On our Monday nationwide rundown; decision day for the Keystone XL pipeline; a border patrol agent killed in the line of duty in Texas; and time is running out to comment on fees that could double or triple at many National Parks in 2018.

Daily Newscasts

After 4 Years of Concerns, MT DEQ Drafts Radioactive Waste Rules

Rancher Seth Newton has been concerned for years about a radioactive oil waste facility upstream from his property. (Northern Plains Resource Council)
Rancher Seth Newton has been concerned for years about a radioactive oil waste facility upstream from his property. (Northern Plains Resource Council)
August 25, 2017

HELENA, Mont. – After more than four years of urging, the Montana Department of Environmental Quality has released draft rules to oversee the disposal of radioactive oil waste in the state.

Since 2013, the Oaks Disposal facility near Glendive has been the destination for more than 250,000 tons of radioactive waste, mostly from North Dakota.

The Northern Plains Resource Council has been raising concerns since the facility opened about the lack of oversight and potential devastation it could wreak on farmers if a leak into nearby water sources were to occur.

"We're in here for the long haul and our livelihoods depend on this land being viable, so me and my neighbors feel it's a worthwhile pursuit trying to get something that we can rest our weight on to protect generations of investments into this land," says Seth Newton, a rancher in Glendive and a spokesman for Northern Plains.

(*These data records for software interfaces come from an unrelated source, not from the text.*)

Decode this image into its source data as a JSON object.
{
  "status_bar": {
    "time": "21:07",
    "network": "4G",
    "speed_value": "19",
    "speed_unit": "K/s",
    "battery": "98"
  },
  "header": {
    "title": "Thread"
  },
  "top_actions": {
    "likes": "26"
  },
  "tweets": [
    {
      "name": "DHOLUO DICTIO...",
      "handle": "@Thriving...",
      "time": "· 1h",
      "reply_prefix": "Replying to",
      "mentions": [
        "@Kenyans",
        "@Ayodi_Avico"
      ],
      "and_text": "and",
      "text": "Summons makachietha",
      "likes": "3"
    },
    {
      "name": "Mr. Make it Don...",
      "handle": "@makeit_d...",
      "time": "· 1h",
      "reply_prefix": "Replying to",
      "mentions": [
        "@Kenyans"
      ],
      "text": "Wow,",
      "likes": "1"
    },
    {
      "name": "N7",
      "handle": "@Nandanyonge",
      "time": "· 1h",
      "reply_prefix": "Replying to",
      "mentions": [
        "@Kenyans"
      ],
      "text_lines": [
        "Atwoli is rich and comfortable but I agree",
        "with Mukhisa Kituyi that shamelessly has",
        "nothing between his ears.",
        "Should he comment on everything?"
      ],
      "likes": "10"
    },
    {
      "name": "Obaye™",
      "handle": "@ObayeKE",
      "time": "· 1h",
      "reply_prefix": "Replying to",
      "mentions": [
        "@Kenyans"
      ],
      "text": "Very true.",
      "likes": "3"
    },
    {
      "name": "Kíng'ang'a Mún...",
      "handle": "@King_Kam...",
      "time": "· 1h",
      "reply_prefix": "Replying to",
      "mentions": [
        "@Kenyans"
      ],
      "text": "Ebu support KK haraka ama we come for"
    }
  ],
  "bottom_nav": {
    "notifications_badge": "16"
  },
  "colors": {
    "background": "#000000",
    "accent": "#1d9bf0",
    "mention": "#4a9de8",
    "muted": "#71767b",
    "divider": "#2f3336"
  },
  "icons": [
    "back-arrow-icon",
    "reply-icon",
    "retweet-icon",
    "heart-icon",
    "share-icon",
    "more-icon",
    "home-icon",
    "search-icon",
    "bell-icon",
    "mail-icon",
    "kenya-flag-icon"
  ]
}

While Newton says the Montana DEQ has an opportunity to get the rules right, he has concerns.

He says allowing self-reporting for groundwater monitoring doesn't provide enough oversight, and he maintains provisions securing facilities for a 100-year flood event are a reasonable request.

While other states such as North Dakota and Colorado have addressed the oil and gas industry's exemption from federal hazardous waste standards, Montana has been slower to do so. Newton says that has come at a cost, especially for ranchers and farmers in the eastern part of the state.

"It seems like they look out for the out-of-state waste generators infinitely more than their own citizens of the state here,” he states. “If we could get half the respect that the out-of-state oil waste generators are getting, I think we'd be way better off."

Montana DEQ is accepting public comments on the draft rules through Oct. 18. Public hearings on the rules are scheduled for Sept. 7 in Helena and Sept. 20 in Sidney.

Eric Tegethoff, Public News Service - MT